        During WWI numerous pilots and soldiers found themselves as prisoners of war. This book outlines the myriad of places that they were kept and their numerous attempts at escape. Although this was a very interesting book, I think it tried to present too many characters. It would have been better to focus on 4 or 5 characters, rather than telling fragments of dozens of men. Despite this criticism, I did enjoy this book and will recommend it to others.


"Auschwitz Lullaby"
by Mario Escobar

        When Helene's husband and five children are arrested by the SS for being Romani, she decides to accompany them to Auschwitz. Her husband is immediately separated, but Helene and her children are housed in the gypsy family camp. Helene, a trained nurse, works in the hospital overseen by Dr. Mengele. When Helene convinces Dr. Mengele to create a school/nursery for the children, she is chosen to oversee it.
        This book is based on a true story. I found Helene to be a courageous and extraordinary woman. The book was well written, engaging and held my attention. Overall, highly recommended.

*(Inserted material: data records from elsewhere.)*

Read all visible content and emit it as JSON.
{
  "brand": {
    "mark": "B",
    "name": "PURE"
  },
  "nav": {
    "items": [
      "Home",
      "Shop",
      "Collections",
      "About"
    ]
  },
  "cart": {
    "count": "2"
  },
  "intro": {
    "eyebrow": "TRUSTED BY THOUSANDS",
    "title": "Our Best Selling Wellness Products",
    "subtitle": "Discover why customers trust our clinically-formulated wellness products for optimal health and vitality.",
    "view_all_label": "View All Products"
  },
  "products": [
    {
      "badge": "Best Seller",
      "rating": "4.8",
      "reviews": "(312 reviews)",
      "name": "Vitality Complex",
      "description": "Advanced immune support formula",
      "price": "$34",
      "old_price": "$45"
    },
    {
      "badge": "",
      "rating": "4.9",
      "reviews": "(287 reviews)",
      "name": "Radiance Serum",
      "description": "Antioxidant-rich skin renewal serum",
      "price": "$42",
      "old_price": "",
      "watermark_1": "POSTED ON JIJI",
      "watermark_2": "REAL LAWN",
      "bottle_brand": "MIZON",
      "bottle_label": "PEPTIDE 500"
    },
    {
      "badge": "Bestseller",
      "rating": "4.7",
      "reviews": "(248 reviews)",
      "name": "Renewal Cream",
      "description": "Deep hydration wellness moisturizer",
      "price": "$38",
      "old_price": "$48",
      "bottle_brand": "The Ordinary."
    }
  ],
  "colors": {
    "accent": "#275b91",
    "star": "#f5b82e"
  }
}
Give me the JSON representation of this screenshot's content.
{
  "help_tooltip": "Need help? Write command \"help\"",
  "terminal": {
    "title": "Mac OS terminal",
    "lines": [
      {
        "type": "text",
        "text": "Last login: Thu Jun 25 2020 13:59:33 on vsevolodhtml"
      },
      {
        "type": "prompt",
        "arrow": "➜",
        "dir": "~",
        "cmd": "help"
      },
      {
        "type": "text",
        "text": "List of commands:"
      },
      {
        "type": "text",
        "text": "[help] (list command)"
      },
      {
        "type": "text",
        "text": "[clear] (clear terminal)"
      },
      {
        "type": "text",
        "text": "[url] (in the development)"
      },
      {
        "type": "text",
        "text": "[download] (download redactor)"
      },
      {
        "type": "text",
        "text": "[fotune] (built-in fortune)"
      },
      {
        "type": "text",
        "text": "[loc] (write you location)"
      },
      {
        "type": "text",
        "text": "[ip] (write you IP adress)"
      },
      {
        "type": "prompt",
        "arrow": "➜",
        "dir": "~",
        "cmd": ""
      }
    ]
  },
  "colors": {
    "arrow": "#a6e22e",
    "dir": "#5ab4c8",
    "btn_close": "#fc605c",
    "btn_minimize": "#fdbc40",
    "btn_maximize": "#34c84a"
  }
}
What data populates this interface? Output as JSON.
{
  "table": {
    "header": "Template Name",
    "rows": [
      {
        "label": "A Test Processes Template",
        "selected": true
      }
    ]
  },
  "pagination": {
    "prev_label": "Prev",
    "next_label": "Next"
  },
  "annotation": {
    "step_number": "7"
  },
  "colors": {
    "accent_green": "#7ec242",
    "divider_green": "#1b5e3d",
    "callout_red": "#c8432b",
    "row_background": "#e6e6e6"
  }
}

"Betty Ford"
by Lisa McCubbin

        This is a biography of Betty Ford - dancer, wife, mother, advocate, addict and survivor. It briefly outlines her childhood and then details her romance with Gerald Ford. Together, the two moved to D.C., where Ford served first in Congress and later in the White House. It tells how Betty began taking pills under doctor's guidance while drinking a cocktail or two at night. It also details the family's intervention and Betty's struggle with sobriety.
        What a character! I knew nothing about Betty Ford before picking up this book. I was inspired by her unflinching honesty and willingness to put first her cancer scare and then her addition on center stage. The book was will written and well paced. I found myself reading late into the night. 5 out of 5 stars.


"The Light Over London"
by Julia Kelly

        After beginning a job with an antiquities dealer, Cara Hargraves chances upon a diary written by Louise Keene. The diary begins during WWII. After meeting a soldier Paul, Louise joins the British Army and is drafted into an anti-aircraft gunner unit.
        Like many books that alternate between timelines, I found the present timeline unnecessary and a bit boring. Cara's romance was extremely predictable and lackluster. Louise story and romance was far more interesting. Overall, not a bad book, but not something I would re-read.